By screwing vintage 13th Floor Elevators riffs down to trip-hop tempos, the Black Angels struck psych-rock pay dirt. The Austin, Texas-based quintet’s 2006 debut, Passover, and its follow-up, Directions to See a Ghost, were sufficiently fuzzy-headed to win over a few record-store nerds, but also possessed enough head-bobbing grooves to keep college dudes from getting bored. The Black Angels’ third album, Phosphene Dream, is groovier still. Recorded in Los Angeles with producer D. Sardy (Black Mountain, Holy Fuck), it finds the band peeling back the psychedelic murk and tempering its bad vibes with a hint of flower-power homage.

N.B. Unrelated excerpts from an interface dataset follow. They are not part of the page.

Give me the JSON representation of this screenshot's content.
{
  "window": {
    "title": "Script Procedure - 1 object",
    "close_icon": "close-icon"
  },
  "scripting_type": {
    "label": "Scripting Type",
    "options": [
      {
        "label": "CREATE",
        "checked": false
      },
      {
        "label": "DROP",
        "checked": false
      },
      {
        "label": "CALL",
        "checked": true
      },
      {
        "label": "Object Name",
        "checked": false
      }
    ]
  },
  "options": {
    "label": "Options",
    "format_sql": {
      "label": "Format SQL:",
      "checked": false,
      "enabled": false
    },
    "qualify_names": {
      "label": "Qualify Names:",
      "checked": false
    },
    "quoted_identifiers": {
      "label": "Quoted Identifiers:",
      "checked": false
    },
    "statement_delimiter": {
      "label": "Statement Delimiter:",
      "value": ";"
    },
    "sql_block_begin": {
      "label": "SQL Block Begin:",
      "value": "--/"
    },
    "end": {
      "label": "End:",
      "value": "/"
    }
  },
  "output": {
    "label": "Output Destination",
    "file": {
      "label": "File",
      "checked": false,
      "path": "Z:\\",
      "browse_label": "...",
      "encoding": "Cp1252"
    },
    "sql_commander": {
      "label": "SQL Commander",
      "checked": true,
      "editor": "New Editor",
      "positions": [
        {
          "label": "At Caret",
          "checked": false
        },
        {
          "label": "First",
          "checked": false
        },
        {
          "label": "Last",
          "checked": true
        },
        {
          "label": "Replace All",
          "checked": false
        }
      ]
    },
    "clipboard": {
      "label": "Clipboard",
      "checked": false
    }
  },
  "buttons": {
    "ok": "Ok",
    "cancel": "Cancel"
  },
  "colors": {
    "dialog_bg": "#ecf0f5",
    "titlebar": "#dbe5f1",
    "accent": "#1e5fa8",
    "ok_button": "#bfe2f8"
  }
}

It’s about time, too. After two records of hazy drones and mid-tempo grind, the Black Angels desperately needed to hit the defog button and get some perspective.

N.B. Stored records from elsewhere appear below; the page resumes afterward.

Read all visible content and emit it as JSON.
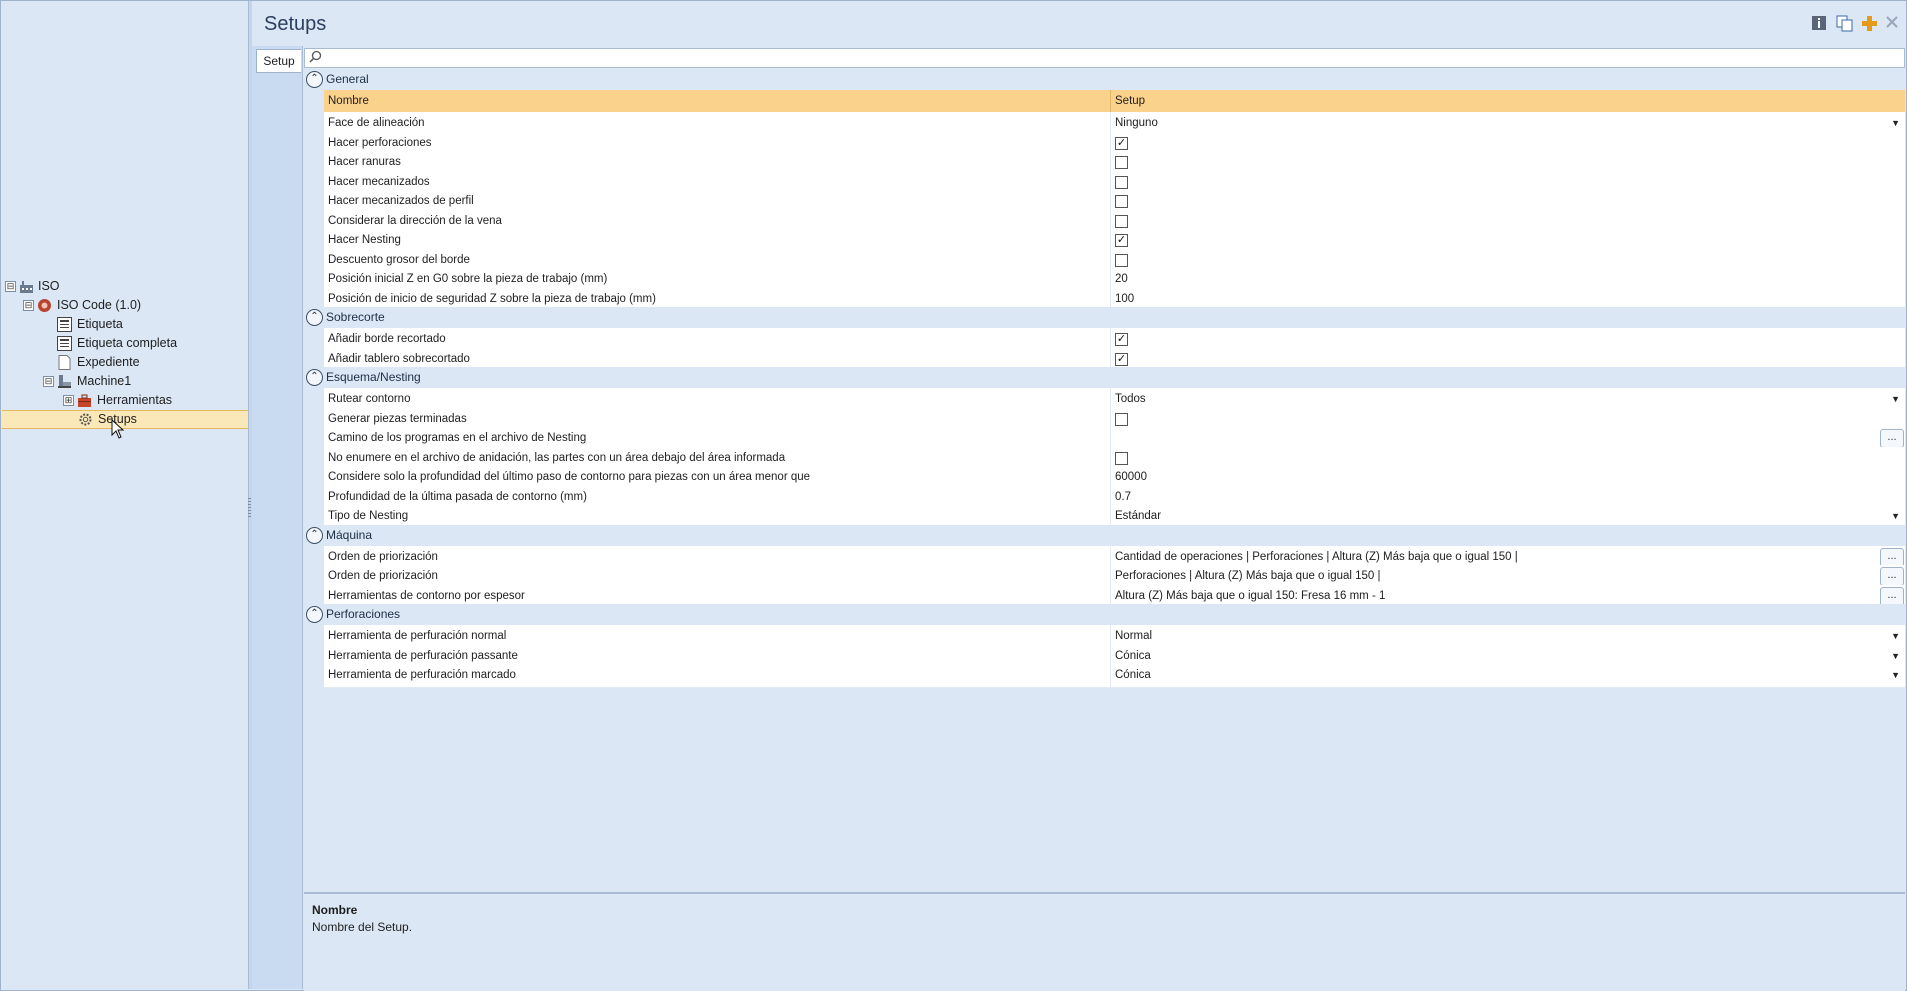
{
  "tree": {
    "nodes": [
      {
        "label": "ISO",
        "icon": "factory-icon",
        "expander": "⊟"
      },
      {
        "label": "ISO Code (1.0)",
        "icon": "iso-code-icon",
        "expander": "⊟"
      },
      {
        "label": "Etiqueta",
        "icon": "label-icon",
        "expander": ""
      },
      {
        "label": "Etiqueta completa",
        "icon": "label-icon",
        "expander": ""
      },
      {
        "label": "Expediente",
        "icon": "document-icon",
        "expander": ""
      },
      {
        "label": "Machine1",
        "icon": "machine-icon",
        "expander": "⊟"
      },
      {
        "label": "Herramientas",
        "icon": "toolbox-icon",
        "expander": "⊞"
      },
      {
        "label": "Setups",
        "icon": "gear-icon",
        "expander": ""
      }
    ]
  },
  "header": {
    "title": "Setups",
    "toolbar_icons": [
      "info-icon",
      "copy-icon",
      "add-icon",
      "close-icon"
    ],
    "tab_label": "Setup",
    "search_icon": "search-icon"
  },
  "grid": {
    "header": {
      "name": "Nombre",
      "value": "Setup"
    },
    "categories": [
      {
        "label": "General",
        "rows": [
          {
            "name": "Face de alineación",
            "type": "dropdown",
            "value": "Ninguno"
          },
          {
            "name": "Hacer perforaciones",
            "type": "check",
            "checked": true
          },
          {
            "name": "Hacer ranuras",
            "type": "check",
            "checked": false
          },
          {
            "name": "Hacer mecanizados",
            "type": "check",
            "checked": false
          },
          {
            "name": "Hacer mecanizados de perfil",
            "type": "check",
            "checked": false
          },
          {
            "name": "Considerar la dirección de la vena",
            "type": "check",
            "checked": false
          },
          {
            "name": "Hacer Nesting",
            "type": "check",
            "checked": true
          },
          {
            "name": "Descuento grosor del borde",
            "type": "check",
            "checked": false
          },
          {
            "name": "Posición inicial Z en G0 sobre la pieza de trabajo (mm)",
            "type": "text",
            "value": "20"
          },
          {
            "name": "Posición de inicio de seguridad Z sobre la pieza de trabajo (mm)",
            "type": "text",
            "value": "100"
          }
        ]
      },
      {
        "label": "Sobrecorte",
        "rows": [
          {
            "name": "Añadir borde recortado",
            "type": "check",
            "checked": true
          },
          {
            "name": "Añadir tablero sobrecortado",
            "type": "check",
            "checked": true
          }
        ]
      },
      {
        "label": "Esquema/Nesting",
        "rows": [
          {
            "name": "Rutear contorno",
            "type": "dropdown",
            "value": "Todos"
          },
          {
            "name": "Generar piezas terminadas",
            "type": "check",
            "checked": false
          },
          {
            "name": "Camino de los programas en el archivo de Nesting",
            "type": "ellipsis",
            "value": ""
          },
          {
            "name": "No enumere en el archivo de anidación, las partes con un área debajo del área informada",
            "type": "check",
            "checked": false
          },
          {
            "name": "Considere solo la profundidad del último paso de contorno para piezas con un área menor que",
            "type": "text",
            "value": "60000"
          },
          {
            "name": "Profundidad de la última pasada de contorno (mm)",
            "type": "text",
            "value": "0.7"
          },
          {
            "name": "Tipo de Nesting",
            "type": "dropdown",
            "value": "Estándar"
          }
        ]
      },
      {
        "label": "Máquina",
        "rows": [
          {
            "name": "Orden de priorización",
            "type": "ellipsis",
            "value": "Cantidad de operaciones | Perforaciones | Altura (Z) Más baja que o igual 150 |"
          },
          {
            "name": "Orden de priorización",
            "type": "ellipsis",
            "value": "Perforaciones | Altura (Z) Más baja que o igual 150 |"
          },
          {
            "name": "Herramientas de contorno por espesor",
            "type": "ellipsis",
            "value": "Altura (Z) Más baja que o igual 150: Fresa 16 mm - 1"
          }
        ]
      },
      {
        "label": "Perforaciones",
        "rows": [
          {
            "name": "Herramienta de perfuración normal",
            "type": "dropdown",
            "value": "Normal"
          },
          {
            "name": "Herramienta de perfuración passante",
            "type": "dropdown",
            "value": "Cónica"
          },
          {
            "name": "Herramienta de perfuración marcado",
            "type": "dropdown",
            "value": "Cónica"
          }
        ]
      }
    ]
  },
  "description": {
    "title": "Nombre",
    "text": "Nombre del Setup."
  },
  "glyphs": {
    "collapse": "⌃",
    "dropdown": "▼",
    "ellipsis": "...",
    "check": "✓"
  }
}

It helps that the group has flushed out its Rolodex of Acceptable Psychedelic Influences. On “True Believers”, frontman Alex Mass bends his voice into a spooky and near-perfect approximation of Jefferson Airplane singer Grace Slick. “Haunting at 1300 McKinley” borrows some bluesy shuffle from the Animals. “Yellow Elevator #2” slips from a spiky Pink Floyd-inspired organ hook to an eerie Odessey and Oracle-worthy outro. These are welcome additions to the band’s sonic palate, but the past doesn’t hold all the answers for the Black Angels. Their eerie vibe doesn’t mesh very well with the hippie decade’s perkier moments. “Sunday Afternoon” brings those 13th Floor Elevators riffs back up to speed, but lacks that band’s cult-ish quirks. “Telephone”, the album’s up-tempo tambourine-fueled first single, comes off as an underdeveloped British Invasion pastiche. Or maybe it’s just out of place, sandwiched between haunted-head-shop fare like “The Sniper”.
Instead, the record works best when the band simply reigns in the sludgy brew th at defined its sound early on. Whether pushed by Sardy or entirely of their own volition, the Black Angels have tightened up their songwriting. It’s the subtle things that make a difference– laying off the atmospherics, incorporating sudden shifts, and clamping down on the meandering jams. Album opener “Bad Vibrations” starts pretty much where Directions to See a Ghost left off, but it gets an adrenaline shot for a noise-addled final minute. The album’s heaviest track, “River of Blood”, cycles from steady groove to free-form freak-out to precision-wound fuzz riffage in just four minutes.
The Black Angels had some great songs on Passover and Directions to See a Ghost, but after a few tracks, they all began to sound the same. Phosphene Dream is a step up, if only for the little bit of variety that the tighter arrangements and genre-hopping provide. You can take it a piece at a time or swallow it in one big dose.
— Aaron Leitko, September 24, 2010